BEGIN

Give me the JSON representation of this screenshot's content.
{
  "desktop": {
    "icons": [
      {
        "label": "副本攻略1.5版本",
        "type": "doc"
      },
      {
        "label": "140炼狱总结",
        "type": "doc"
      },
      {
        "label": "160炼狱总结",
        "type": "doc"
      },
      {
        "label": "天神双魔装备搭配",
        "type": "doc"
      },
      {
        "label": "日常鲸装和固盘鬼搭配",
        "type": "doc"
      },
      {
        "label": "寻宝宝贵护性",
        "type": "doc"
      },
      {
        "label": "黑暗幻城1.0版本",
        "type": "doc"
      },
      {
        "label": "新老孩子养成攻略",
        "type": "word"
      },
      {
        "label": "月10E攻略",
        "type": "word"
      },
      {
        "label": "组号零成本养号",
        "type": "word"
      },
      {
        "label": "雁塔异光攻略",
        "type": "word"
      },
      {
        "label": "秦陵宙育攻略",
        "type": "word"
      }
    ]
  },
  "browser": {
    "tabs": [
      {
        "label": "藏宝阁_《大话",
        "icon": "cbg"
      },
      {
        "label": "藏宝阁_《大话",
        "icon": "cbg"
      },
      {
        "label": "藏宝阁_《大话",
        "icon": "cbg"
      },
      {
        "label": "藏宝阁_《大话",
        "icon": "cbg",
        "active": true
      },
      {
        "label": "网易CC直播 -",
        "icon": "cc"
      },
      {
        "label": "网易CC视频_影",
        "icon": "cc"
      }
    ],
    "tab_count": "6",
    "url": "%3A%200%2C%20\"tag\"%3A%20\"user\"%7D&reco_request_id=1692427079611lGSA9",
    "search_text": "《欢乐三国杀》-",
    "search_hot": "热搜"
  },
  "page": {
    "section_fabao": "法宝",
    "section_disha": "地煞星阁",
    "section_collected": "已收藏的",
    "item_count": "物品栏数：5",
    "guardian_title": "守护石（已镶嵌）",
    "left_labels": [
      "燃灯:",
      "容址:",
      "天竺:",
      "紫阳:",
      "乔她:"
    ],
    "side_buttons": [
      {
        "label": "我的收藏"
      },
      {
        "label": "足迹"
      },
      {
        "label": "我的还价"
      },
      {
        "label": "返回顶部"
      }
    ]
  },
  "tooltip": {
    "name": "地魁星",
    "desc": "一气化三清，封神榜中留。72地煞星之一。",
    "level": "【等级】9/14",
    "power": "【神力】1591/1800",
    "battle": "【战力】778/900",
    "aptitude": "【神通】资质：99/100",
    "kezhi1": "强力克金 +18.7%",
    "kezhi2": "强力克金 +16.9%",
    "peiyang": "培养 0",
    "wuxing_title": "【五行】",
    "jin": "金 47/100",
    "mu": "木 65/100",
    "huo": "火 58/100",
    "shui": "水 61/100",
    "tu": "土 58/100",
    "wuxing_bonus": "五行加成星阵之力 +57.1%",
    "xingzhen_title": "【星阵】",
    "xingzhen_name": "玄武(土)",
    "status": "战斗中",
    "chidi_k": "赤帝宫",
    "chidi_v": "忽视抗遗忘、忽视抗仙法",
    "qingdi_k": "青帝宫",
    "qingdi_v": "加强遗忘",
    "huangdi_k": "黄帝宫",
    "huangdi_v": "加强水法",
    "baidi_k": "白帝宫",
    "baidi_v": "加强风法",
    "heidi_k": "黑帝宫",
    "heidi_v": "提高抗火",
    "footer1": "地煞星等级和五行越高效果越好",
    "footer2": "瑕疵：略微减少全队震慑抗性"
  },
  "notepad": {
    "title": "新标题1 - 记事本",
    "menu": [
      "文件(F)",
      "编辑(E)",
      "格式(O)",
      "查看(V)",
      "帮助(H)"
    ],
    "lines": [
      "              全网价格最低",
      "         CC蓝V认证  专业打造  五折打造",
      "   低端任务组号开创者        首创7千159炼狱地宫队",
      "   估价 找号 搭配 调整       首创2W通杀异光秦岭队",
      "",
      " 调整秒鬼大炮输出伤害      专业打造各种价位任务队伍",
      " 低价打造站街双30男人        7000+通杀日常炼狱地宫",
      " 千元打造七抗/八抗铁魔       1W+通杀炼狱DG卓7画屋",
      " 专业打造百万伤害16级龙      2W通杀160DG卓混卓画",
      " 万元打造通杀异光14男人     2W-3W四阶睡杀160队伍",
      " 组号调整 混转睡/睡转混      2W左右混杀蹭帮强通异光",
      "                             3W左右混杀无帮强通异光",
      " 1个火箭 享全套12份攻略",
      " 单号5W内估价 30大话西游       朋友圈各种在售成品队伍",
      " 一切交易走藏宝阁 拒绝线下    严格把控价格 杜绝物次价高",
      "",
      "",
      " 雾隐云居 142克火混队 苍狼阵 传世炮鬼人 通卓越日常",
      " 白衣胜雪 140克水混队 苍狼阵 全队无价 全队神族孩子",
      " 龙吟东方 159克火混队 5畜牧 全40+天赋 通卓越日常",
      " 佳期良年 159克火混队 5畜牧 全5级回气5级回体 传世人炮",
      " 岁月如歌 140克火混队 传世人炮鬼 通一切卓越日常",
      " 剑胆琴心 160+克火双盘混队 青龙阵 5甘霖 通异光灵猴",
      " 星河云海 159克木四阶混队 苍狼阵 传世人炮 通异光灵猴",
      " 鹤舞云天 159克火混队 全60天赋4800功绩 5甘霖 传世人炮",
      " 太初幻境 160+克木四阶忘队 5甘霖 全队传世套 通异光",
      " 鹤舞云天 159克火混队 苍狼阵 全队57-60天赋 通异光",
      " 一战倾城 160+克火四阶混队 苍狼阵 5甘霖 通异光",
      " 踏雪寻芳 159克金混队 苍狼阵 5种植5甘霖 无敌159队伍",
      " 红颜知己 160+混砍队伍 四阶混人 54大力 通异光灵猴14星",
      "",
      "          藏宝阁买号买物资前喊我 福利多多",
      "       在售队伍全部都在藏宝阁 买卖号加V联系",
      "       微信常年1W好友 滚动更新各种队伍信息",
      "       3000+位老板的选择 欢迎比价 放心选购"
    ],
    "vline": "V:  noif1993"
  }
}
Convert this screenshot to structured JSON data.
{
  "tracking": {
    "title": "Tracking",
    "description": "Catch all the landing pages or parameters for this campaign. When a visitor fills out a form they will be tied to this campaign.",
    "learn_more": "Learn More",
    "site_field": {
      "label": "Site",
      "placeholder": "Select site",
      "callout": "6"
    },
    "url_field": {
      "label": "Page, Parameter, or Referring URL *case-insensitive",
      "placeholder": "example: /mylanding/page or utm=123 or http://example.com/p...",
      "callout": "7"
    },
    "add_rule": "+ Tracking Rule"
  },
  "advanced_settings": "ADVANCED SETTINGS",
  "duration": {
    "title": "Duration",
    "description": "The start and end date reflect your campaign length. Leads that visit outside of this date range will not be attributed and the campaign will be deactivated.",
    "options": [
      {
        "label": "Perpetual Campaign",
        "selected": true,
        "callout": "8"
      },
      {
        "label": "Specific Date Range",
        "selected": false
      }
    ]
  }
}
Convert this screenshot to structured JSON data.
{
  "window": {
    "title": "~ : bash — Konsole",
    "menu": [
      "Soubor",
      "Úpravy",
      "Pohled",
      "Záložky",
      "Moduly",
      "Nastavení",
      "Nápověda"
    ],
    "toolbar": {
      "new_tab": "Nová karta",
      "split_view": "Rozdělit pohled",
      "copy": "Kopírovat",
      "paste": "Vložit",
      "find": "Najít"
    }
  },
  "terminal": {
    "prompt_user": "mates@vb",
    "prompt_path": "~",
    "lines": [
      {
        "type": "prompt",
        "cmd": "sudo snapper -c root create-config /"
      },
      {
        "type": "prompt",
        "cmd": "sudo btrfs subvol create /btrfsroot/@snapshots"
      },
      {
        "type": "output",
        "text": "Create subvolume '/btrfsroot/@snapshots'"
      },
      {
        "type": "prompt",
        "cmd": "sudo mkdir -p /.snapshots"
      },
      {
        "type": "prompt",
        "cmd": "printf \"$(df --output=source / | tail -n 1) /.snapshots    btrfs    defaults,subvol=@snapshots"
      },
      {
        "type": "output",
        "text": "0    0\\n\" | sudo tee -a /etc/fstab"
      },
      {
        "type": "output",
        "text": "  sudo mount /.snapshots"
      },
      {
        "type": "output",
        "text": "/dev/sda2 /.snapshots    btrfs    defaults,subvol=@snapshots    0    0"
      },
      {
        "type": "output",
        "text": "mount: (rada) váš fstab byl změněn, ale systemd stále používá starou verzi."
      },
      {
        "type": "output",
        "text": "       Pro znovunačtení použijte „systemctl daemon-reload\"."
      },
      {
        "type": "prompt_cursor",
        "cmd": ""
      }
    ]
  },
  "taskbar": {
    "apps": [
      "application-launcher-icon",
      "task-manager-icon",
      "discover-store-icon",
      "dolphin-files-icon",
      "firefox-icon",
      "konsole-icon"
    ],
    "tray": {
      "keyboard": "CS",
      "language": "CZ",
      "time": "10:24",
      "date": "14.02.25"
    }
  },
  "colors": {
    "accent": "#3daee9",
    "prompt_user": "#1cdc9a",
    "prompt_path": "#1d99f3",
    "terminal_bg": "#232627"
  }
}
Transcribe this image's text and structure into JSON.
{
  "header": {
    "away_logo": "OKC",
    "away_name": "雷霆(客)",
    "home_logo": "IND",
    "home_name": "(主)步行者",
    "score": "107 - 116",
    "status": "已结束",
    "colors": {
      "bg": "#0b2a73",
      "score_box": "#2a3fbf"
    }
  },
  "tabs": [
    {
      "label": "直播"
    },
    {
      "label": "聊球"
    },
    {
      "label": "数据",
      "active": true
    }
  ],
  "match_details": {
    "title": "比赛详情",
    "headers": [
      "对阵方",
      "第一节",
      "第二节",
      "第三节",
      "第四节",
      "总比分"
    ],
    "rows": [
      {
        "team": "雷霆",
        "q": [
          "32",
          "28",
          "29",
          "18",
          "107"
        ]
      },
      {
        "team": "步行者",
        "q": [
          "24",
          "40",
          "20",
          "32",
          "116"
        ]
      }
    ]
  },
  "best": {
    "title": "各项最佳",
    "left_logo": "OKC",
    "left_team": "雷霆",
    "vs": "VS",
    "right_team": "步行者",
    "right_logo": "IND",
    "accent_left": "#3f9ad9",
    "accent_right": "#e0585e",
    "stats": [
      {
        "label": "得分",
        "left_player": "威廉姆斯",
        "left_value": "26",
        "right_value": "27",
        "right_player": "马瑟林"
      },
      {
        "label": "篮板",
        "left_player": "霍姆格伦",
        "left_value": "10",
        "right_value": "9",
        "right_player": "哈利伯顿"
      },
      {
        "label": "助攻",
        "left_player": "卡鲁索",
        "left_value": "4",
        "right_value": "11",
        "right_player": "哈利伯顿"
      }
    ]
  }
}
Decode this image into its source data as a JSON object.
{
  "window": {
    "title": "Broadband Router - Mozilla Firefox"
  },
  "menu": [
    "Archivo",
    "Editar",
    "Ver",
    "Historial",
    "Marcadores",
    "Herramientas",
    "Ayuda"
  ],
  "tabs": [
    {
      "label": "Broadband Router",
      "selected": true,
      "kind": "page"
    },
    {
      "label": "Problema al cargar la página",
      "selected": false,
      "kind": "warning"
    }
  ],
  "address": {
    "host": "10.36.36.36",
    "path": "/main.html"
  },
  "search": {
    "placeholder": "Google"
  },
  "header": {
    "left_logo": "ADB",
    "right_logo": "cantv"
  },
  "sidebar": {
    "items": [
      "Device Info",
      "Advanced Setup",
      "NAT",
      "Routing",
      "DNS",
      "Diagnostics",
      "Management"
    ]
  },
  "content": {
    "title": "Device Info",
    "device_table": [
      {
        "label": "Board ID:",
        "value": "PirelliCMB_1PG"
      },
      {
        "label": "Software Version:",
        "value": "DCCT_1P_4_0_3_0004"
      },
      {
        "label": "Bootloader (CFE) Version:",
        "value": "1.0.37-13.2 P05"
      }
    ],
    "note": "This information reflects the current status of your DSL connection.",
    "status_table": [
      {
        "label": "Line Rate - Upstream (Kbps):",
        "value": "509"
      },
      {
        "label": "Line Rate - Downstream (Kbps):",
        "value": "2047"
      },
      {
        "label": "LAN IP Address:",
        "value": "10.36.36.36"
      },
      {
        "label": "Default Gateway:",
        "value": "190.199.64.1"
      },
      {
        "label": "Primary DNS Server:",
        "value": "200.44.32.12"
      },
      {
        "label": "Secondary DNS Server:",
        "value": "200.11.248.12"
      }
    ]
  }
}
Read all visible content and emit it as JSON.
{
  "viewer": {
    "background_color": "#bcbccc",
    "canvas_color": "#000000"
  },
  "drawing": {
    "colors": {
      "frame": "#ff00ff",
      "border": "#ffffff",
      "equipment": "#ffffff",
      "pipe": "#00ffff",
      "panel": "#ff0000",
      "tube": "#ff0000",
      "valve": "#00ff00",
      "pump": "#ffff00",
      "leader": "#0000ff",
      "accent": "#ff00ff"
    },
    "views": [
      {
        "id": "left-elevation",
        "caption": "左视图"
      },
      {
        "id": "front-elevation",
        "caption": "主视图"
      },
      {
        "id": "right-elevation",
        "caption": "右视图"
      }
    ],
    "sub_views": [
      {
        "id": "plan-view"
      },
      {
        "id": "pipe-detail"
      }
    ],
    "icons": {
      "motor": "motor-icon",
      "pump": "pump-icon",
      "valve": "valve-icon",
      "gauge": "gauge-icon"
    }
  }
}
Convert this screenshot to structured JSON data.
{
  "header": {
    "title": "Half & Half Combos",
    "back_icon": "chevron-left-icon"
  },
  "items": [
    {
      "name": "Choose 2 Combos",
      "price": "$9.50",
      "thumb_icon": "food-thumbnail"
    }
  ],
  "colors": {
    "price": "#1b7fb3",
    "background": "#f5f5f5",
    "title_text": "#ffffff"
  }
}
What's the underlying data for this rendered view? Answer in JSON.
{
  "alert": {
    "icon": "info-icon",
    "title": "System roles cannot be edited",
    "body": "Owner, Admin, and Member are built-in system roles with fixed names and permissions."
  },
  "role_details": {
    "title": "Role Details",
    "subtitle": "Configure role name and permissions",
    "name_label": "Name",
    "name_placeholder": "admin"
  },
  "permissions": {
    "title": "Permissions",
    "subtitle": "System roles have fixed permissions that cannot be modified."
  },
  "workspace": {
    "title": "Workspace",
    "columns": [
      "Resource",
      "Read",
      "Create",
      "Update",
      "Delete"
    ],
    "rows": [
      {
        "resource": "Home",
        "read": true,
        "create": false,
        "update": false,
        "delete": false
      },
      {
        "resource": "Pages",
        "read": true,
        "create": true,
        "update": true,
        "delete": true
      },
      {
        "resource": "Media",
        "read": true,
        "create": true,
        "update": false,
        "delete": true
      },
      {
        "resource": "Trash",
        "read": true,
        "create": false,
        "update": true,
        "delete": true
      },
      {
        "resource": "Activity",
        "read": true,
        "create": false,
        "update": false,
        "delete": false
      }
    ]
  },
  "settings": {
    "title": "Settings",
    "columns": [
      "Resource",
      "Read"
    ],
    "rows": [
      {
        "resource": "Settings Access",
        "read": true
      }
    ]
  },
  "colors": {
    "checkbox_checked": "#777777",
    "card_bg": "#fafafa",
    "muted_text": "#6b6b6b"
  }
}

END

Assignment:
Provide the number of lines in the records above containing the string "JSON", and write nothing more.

Worked solution:
8